_Entries taken from a collection_
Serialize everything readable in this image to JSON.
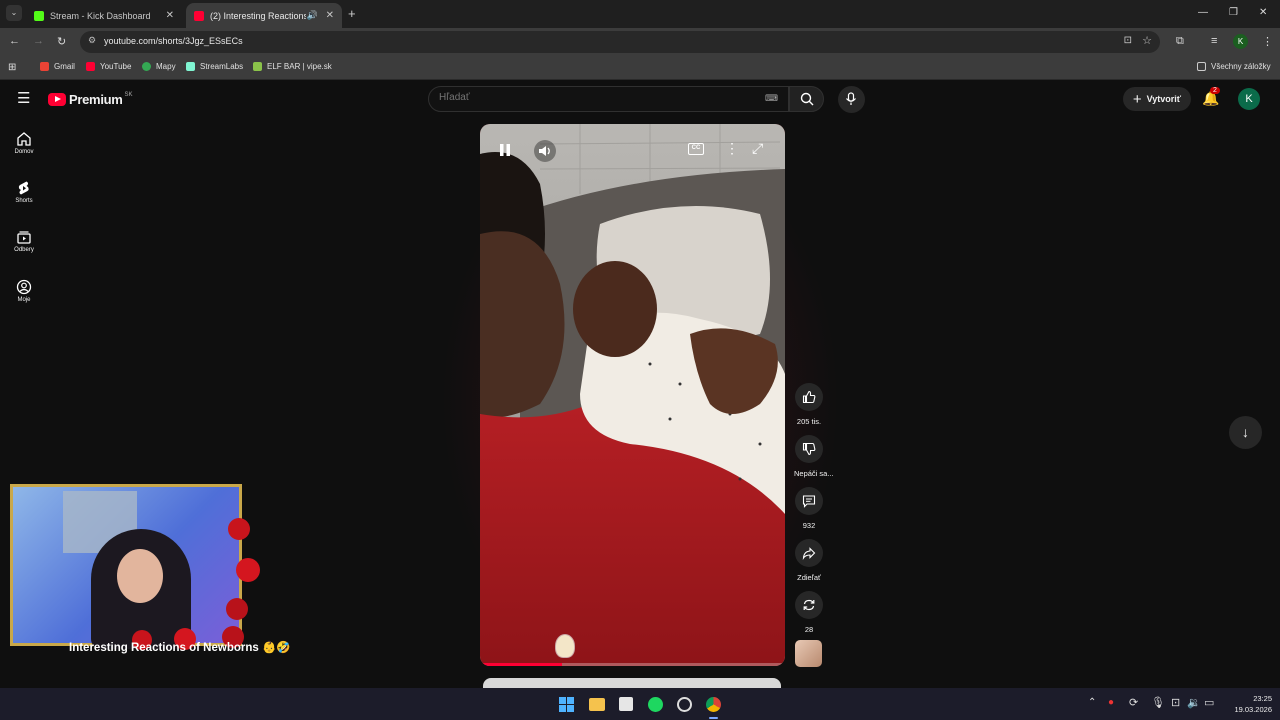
{
  "browser": {
    "tabs": [
      {
        "title": "Stream - Kick Dashboard",
        "favicon_color": "#53fc18"
      },
      {
        "title": "(2) Interesting Reactions of",
        "favicon_color": "#ff0033"
      }
    ],
    "url": "youtube.com/shorts/3Jgz_ESsECs",
    "bookmarks": [
      {
        "label": "Gmail",
        "color": "#ea4335"
      },
      {
        "label": "YouTube",
        "color": "#ff0033"
      },
      {
        "label": "Mapy",
        "color": "#34a853"
      },
      {
        "label": "StreamLabs",
        "color": "#80f5d2"
      },
      {
        "label": "ELF BAR | vipe.sk",
        "color": "#8bc34a"
      }
    ],
    "all_bookmarks": "Všechny záložky",
    "profile_initial": "K"
  },
  "youtube": {
    "logo_text": "Premium",
    "region": "SK",
    "search_placeholder": "Hľadať",
    "create_label": "Vytvoriť",
    "notifications_count": "2",
    "avatar_initial": "K",
    "nav": [
      {
        "label": "Domov",
        "icon": "home-icon"
      },
      {
        "label": "Shorts",
        "icon": "shorts-icon"
      },
      {
        "label": "Odbery",
        "icon": "subscriptions-icon"
      },
      {
        "label": "Moje",
        "icon": "you-icon"
      }
    ],
    "actions": {
      "likes": "205 tis.",
      "dislike_label": "Nepáči sa...",
      "comments": "932",
      "share_label": "Zdieľať",
      "remix_count": "28"
    },
    "short_title": "Interesting Reactions of Newborns 👶🤣",
    "progress": 0.27
  },
  "taskbar": {
    "time": "23:25",
    "date": "19.03.2026"
  },
  "colors": {
    "accent": "#ff0033",
    "kick": "#53fc18"
  }
}
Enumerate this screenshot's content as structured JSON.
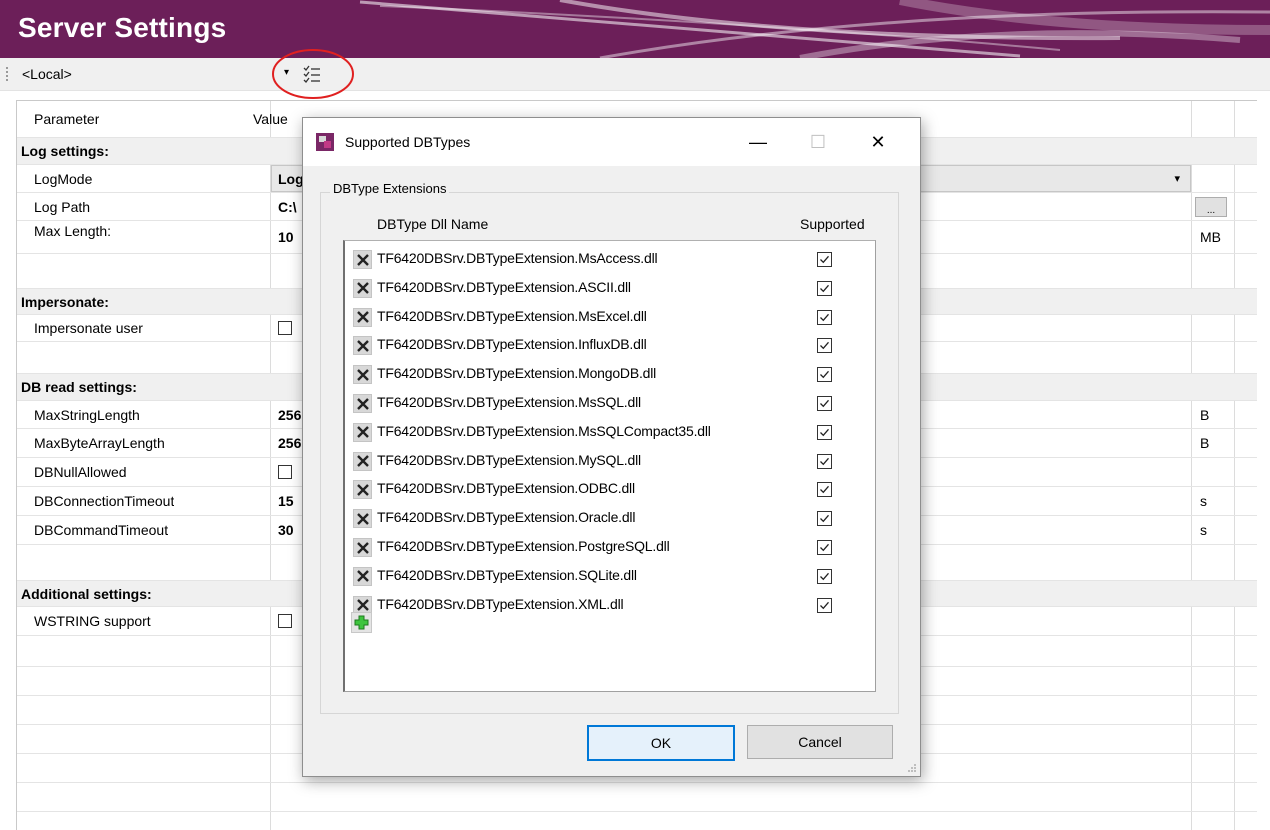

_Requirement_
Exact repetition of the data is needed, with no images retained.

_Answer box_
Serialize everything readable in this image to JSON.
{
  "browser": {
    "tabs": [
      {
        "title": "Stream - Kick Dashboard",
        "favicon_color": "#53fc18"
      },
      {
        "title": "(2) Interesting Reactions of",
        "favicon_color": "#ff0033"
      }
    ],
    "url": "youtube.com/shorts/3Jgz_ESsECs",
    "bookmarks": [
      {
        "label": "Gmail",
        "color": "#ea4335"
      },
      {
        "label": "YouTube",
        "color": "#ff0033"
      },
      {
        "label": "Mapy",
        "color": "#34a853"
      },
      {
        "label": "StreamLabs",
        "color": "#80f5d2"
      },
      {
        "label": "ELF BAR | vipe.sk",
        "color": "#8bc34a"
      }
    ],
    "all_bookmarks": "Všechny záložky",
    "profile_initial": "K"
  },
  "youtube": {
    "logo_text": "Premium",
    "region": "SK",
    "search_placeholder": "Hľadať",
    "create_label": "Vytvoriť",
    "notifications_count": "2",
    "avatar_initial": "K",
    "nav": [
      {
        "label": "Domov",
        "icon": "home-icon"
      },
      {
        "label": "Shorts",
        "icon": "shorts-icon"
      },
      {
        "label": "Odbery",
        "icon": "subscriptions-icon"
      },
      {
        "label": "Moje",
        "icon": "you-icon"
      }
    ],
    "actions": {
      "likes": "205 tis.",
      "dislike_label": "Nepáči sa...",
      "comments": "932",
      "share_label": "Zdieľať",
      "remix_count": "28"
    },
    "short_title": "Interesting Reactions of Newborns 👶🤣",
    "progress": 0.27
  },
  "taskbar": {
    "time": "23:25",
    "date": "19.03.2026"
  },
  "colors": {
    "accent": "#ff0033",
    "kick": "#53fc18"
  }
}
Enumerate this screenshot's content as structured JSON.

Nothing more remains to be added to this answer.